Nominal and real interest rates are often viewed from the perspectives of the intuitively appealing Fisher relationship and pure expectations hypothesis. These complementary relationships relate real or nominal long-term interest rates to expected future short-term interest rates and relate short- or long-term nominal interest rates to the ex ante real interest rate and the expected inflation rate. Consumption-based bond pricing theory implies that if investors are risk-averse then interest rates deviate from the Fisher relationship and the expectations hypothesis, and the deviations are described by forward premiums and inflation-risk premiums.

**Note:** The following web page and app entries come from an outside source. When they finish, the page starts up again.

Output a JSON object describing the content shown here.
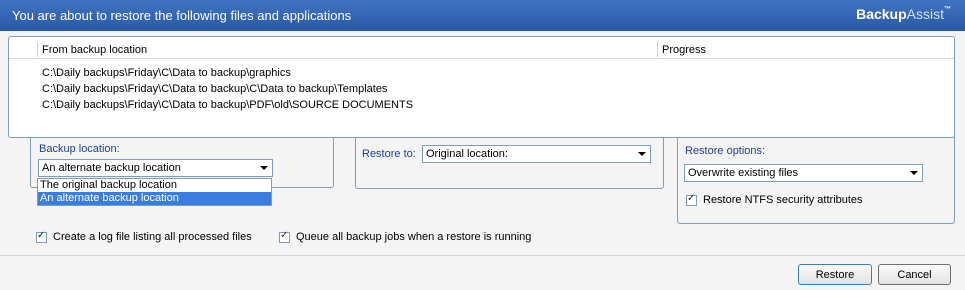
{
  "header": {
    "title": "You are about to restore the following files and applications",
    "brand_main": "Backup",
    "brand_light": "Assist",
    "brand_tm": "™"
  },
  "files_table": {
    "columns": [
      "From backup location",
      "Progress"
    ],
    "rows": [
      "C:\\Daily backups\\Friday\\C\\Data to backup\\graphics",
      "C:\\Daily backups\\Friday\\C\\Data to backup\\C\\Data to backup\\Templates",
      "C:\\Daily backups\\Friday\\C\\Data to backup\\PDF\\old\\SOURCE DOCUMENTS"
    ]
  },
  "backup_location": {
    "label": "Backup location:",
    "selected": "An alternate backup location",
    "options": [
      "The original backup location",
      "An alternate backup location"
    ]
  },
  "restore_to": {
    "label": "Restore to:",
    "selected": "Original location:"
  },
  "restore_options": {
    "label": "Restore options:",
    "selected": "Overwrite existing files",
    "ntfs_label": "Restore NTFS security attributes",
    "ntfs_checked": true
  },
  "log_checkbox": {
    "label": "Create a log file listing all processed files",
    "checked": true
  },
  "queue_checkbox": {
    "label": "Queue all backup jobs when a restore is running",
    "checked": true
  },
  "buttons": {
    "restore": "Restore",
    "cancel": "Cancel"
  },
  "colors": {
    "header": "#2f61b0",
    "accent_label": "#1c3f94",
    "selection": "#3a7de0"
  }
}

We provide a detailed introduction to the theory, using the two Fisherian interest rate decompositions and the corresponding premiums as the organizing framework.
Amanda L. Kramer
Order single copies or subscribe to Economic Quarterly and other publications from the Federal Reserve System.